> **TASK DETAILS**: Return every record below exactly as given, images excluded.

Records drawn from a dataset:
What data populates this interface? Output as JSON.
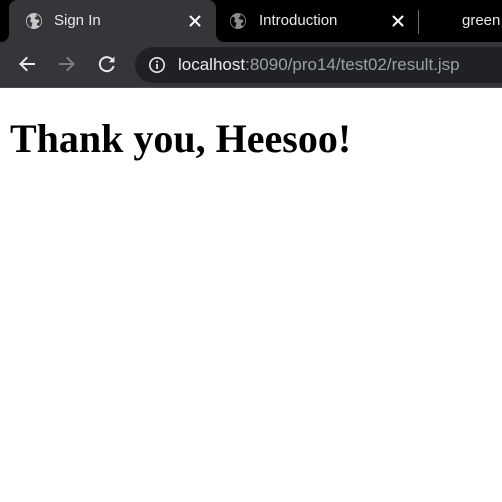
{
  "tabs": [
    {
      "title": "Sign In",
      "active": true,
      "favicon": "globe-icon"
    },
    {
      "title": "Introduction",
      "active": false,
      "favicon": "globe-icon"
    },
    {
      "title": "green",
      "active": false
    }
  ],
  "toolbar": {
    "back_icon": "back-arrow-icon",
    "forward_icon": "forward-arrow-icon",
    "reload_icon": "reload-icon",
    "info_icon": "info-icon",
    "url_host": "localhost",
    "url_path": ":8090/pro14/test02/result.jsp"
  },
  "page": {
    "heading": "Thank you, Heesoo!"
  },
  "colors": {
    "tabstrip_bg": "#000000",
    "active_tab_bg": "#35363a",
    "omnibox_bg": "#202124",
    "text_light": "#e8eaed",
    "text_muted": "#9aa0a6",
    "page_bg": "#ffffff"
  }
}
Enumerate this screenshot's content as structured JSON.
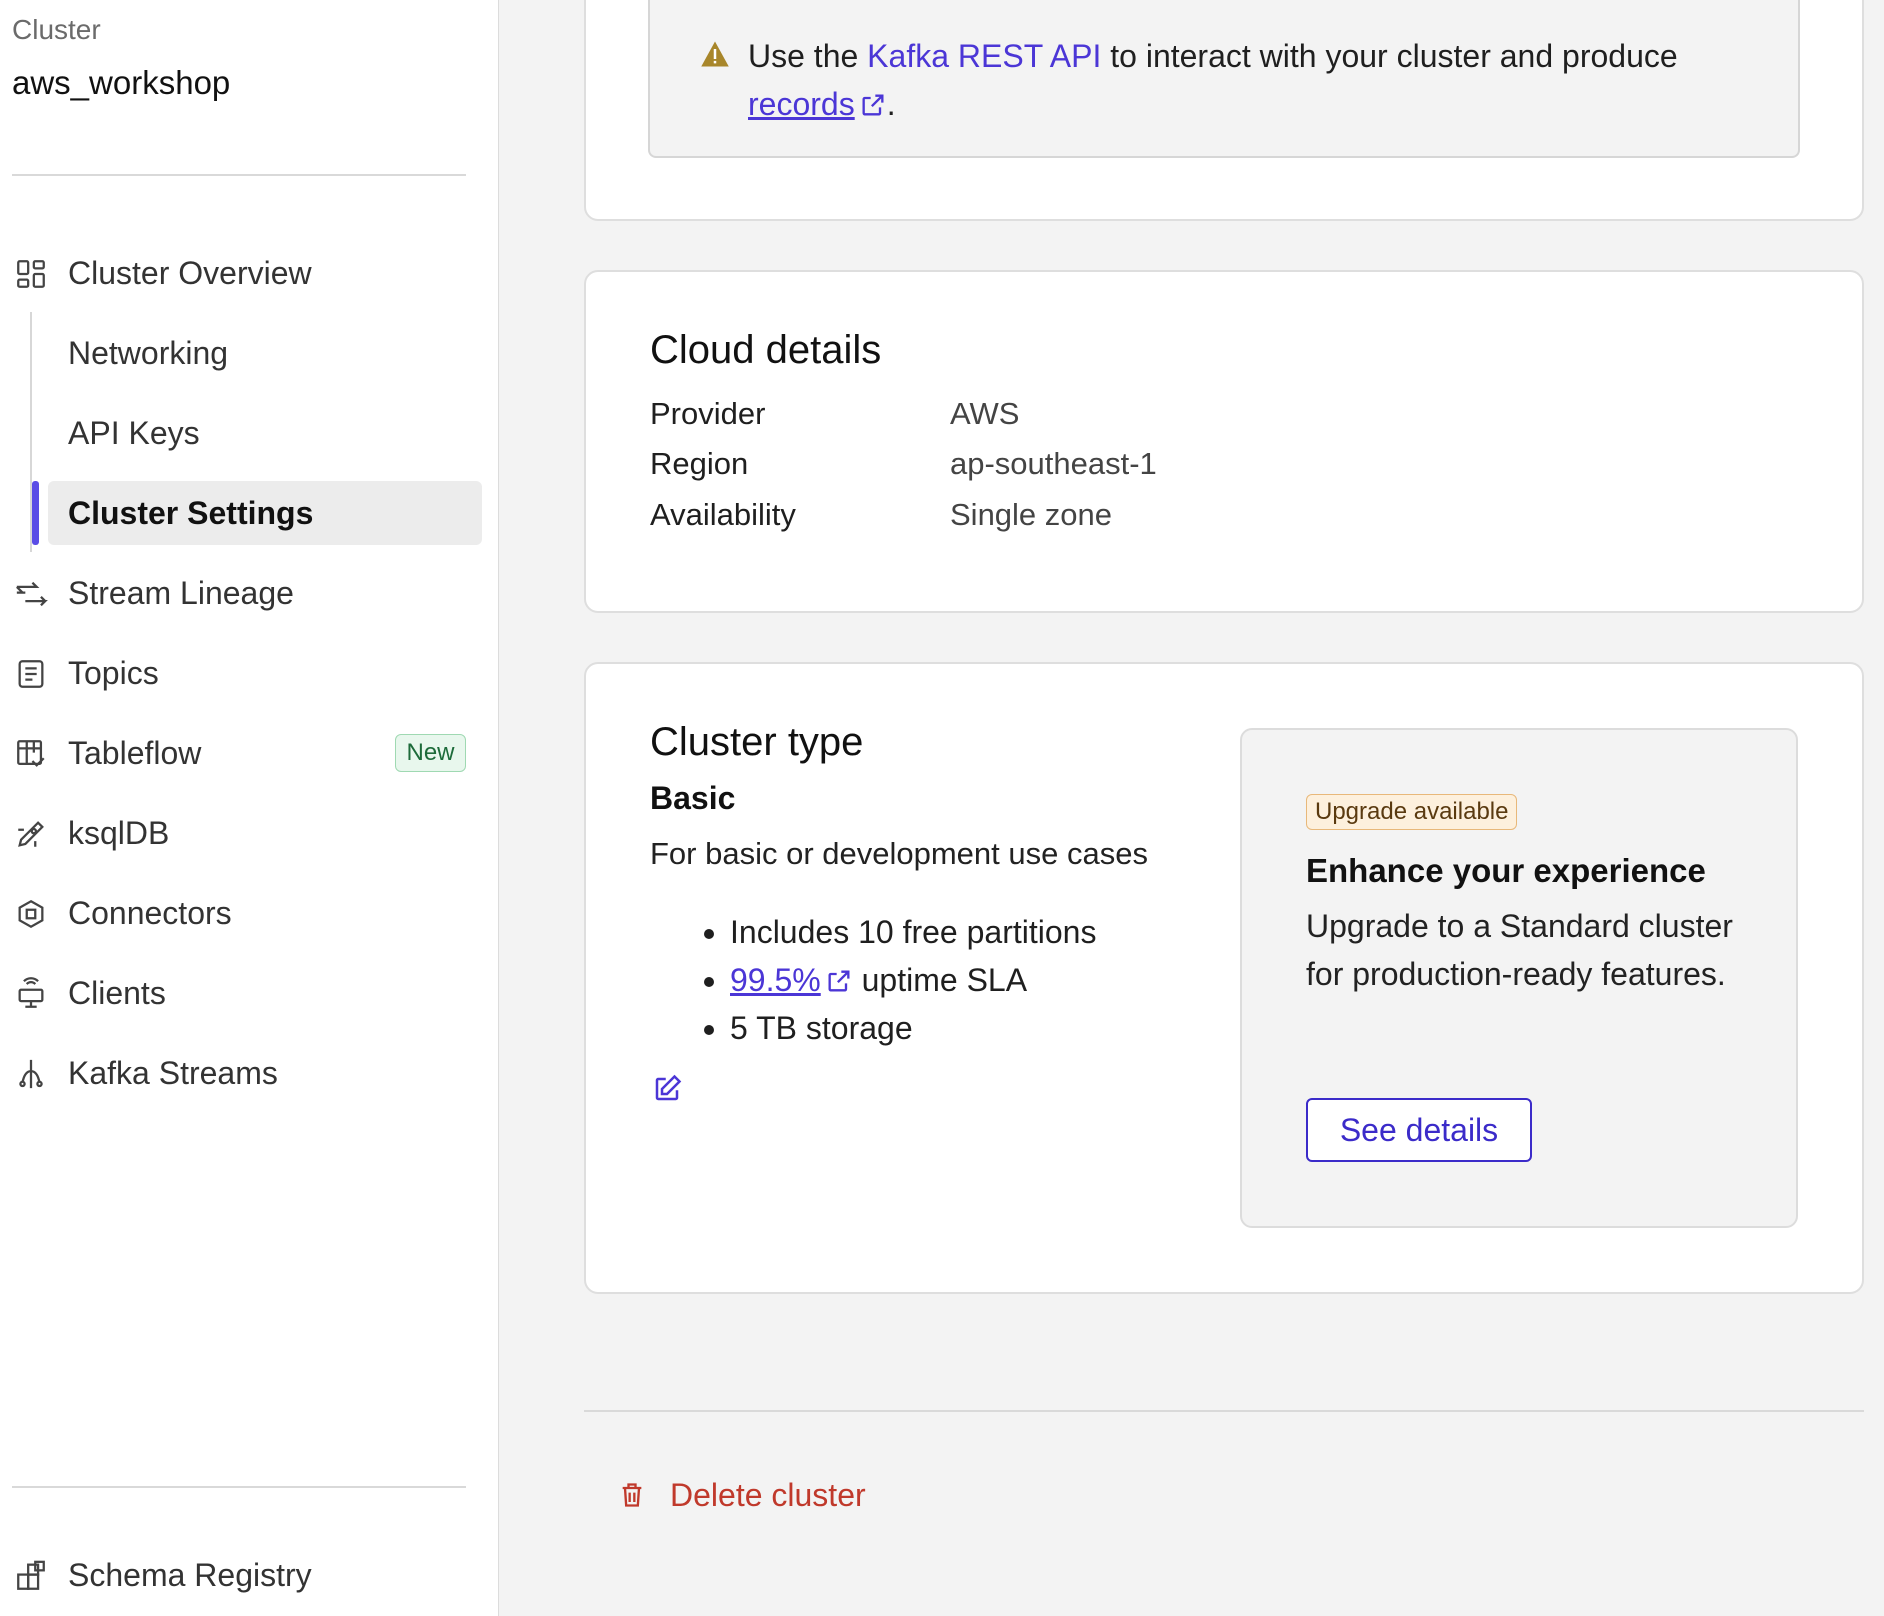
{
  "sidebar": {
    "cluster_label": "Cluster",
    "cluster_name": "aws_workshop",
    "items": [
      {
        "label": "Cluster Overview",
        "icon": "dashboard-icon"
      },
      {
        "label": "Networking"
      },
      {
        "label": "API Keys"
      },
      {
        "label": "Cluster Settings",
        "active": true
      },
      {
        "label": "Stream Lineage",
        "icon": "lineage-icon"
      },
      {
        "label": "Topics",
        "icon": "topics-icon"
      },
      {
        "label": "Tableflow",
        "icon": "tableflow-icon",
        "badge": "New"
      },
      {
        "label": "ksqlDB",
        "icon": "rocket-icon"
      },
      {
        "label": "Connectors",
        "icon": "connectors-icon"
      },
      {
        "label": "Clients",
        "icon": "clients-icon"
      },
      {
        "label": "Kafka Streams",
        "icon": "streams-icon"
      }
    ],
    "bottom_item": {
      "label": "Schema Registry",
      "icon": "schema-registry-icon"
    }
  },
  "notice": {
    "prefix": "Use the ",
    "link": "Kafka REST API",
    "middle": " to interact with your cluster and produce",
    "link2": "records",
    "suffix": "."
  },
  "cloud": {
    "title": "Cloud details",
    "rows": [
      {
        "key": "Provider",
        "value": "AWS"
      },
      {
        "key": "Region",
        "value": "ap-southeast-1"
      },
      {
        "key": "Availability",
        "value": "Single zone"
      }
    ]
  },
  "cluster_type": {
    "title": "Cluster type",
    "name": "Basic",
    "description": "For basic or development use cases",
    "bullets": {
      "b1": "Includes 10 free partitions",
      "b2_link": "99.5%",
      "b2_rest": "uptime SLA",
      "b3": "5 TB storage"
    }
  },
  "upgrade": {
    "badge": "Upgrade available",
    "title": "Enhance your experience",
    "body": "Upgrade to a Standard cluster for production-ready features.",
    "button": "See details"
  },
  "delete": {
    "label": "Delete cluster"
  },
  "colors": {
    "accent": "#5a4de6",
    "link": "#4b36d6",
    "danger": "#c0392b",
    "warning": "#a8862a"
  }
}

> **OUTPUT OF THE TASK**:
What data populates this interface? Output as JSON.
{
  "tabs": [
    {
      "title": "Sign In",
      "active": true,
      "favicon": "globe-icon"
    },
    {
      "title": "Introduction",
      "active": false,
      "favicon": "globe-icon"
    },
    {
      "title": "green",
      "active": false
    }
  ],
  "toolbar": {
    "back_icon": "back-arrow-icon",
    "forward_icon": "forward-arrow-icon",
    "reload_icon": "reload-icon",
    "info_icon": "info-icon",
    "url_host": "localhost",
    "url_path": ":8090/pro14/test02/result.jsp"
  },
  "page": {
    "heading": "Thank you, Heesoo!"
  },
  "colors": {
    "tabstrip_bg": "#000000",
    "active_tab_bg": "#35363a",
    "omnibox_bg": "#202124",
    "text_light": "#e8eaed",
    "text_muted": "#9aa0a6",
    "page_bg": "#ffffff"
  }
}
Enumerate this screenshot's content as structured JSON.
{
  "sidebar": {
    "cluster_label": "Cluster",
    "cluster_name": "aws_workshop",
    "items": [
      {
        "label": "Cluster Overview",
        "icon": "dashboard-icon"
      },
      {
        "label": "Networking"
      },
      {
        "label": "API Keys"
      },
      {
        "label": "Cluster Settings",
        "active": true
      },
      {
        "label": "Stream Lineage",
        "icon": "lineage-icon"
      },
      {
        "label": "Topics",
        "icon": "topics-icon"
      },
      {
        "label": "Tableflow",
        "icon": "tableflow-icon",
        "badge": "New"
      },
      {
        "label": "ksqlDB",
        "icon": "rocket-icon"
      },
      {
        "label": "Connectors",
        "icon": "connectors-icon"
      },
      {
        "label": "Clients",
        "icon": "clients-icon"
      },
      {
        "label": "Kafka Streams",
        "icon": "streams-icon"
      }
    ],
    "bottom_item": {
      "label": "Schema Registry",
      "icon": "schema-registry-icon"
    }
  },
  "notice": {
    "prefix": "Use the ",
    "link": "Kafka REST API",
    "middle": " to interact with your cluster and produce",
    "link2": "records",
    "suffix": "."
  },
  "cloud": {
    "title": "Cloud details",
    "rows": [
      {
        "key": "Provider",
        "value": "AWS"
      },
      {
        "key": "Region",
        "value": "ap-southeast-1"
      },
      {
        "key": "Availability",
        "value": "Single zone"
      }
    ]
  },
  "cluster_type": {
    "title": "Cluster type",
    "name": "Basic",
    "description": "For basic or development use cases",
    "bullets": {
      "b1": "Includes 10 free partitions",
      "b2_link": "99.5%",
      "b2_rest": "uptime SLA",
      "b3": "5 TB storage"
    }
  },
  "upgrade": {
    "badge": "Upgrade available",
    "title": "Enhance your experience",
    "body": "Upgrade to a Standard cluster for production-ready features.",
    "button": "See details"
  },
  "delete": {
    "label": "Delete cluster"
  },
  "colors": {
    "accent": "#5a4de6",
    "link": "#4b36d6",
    "danger": "#c0392b",
    "warning": "#a8862a"
  }
}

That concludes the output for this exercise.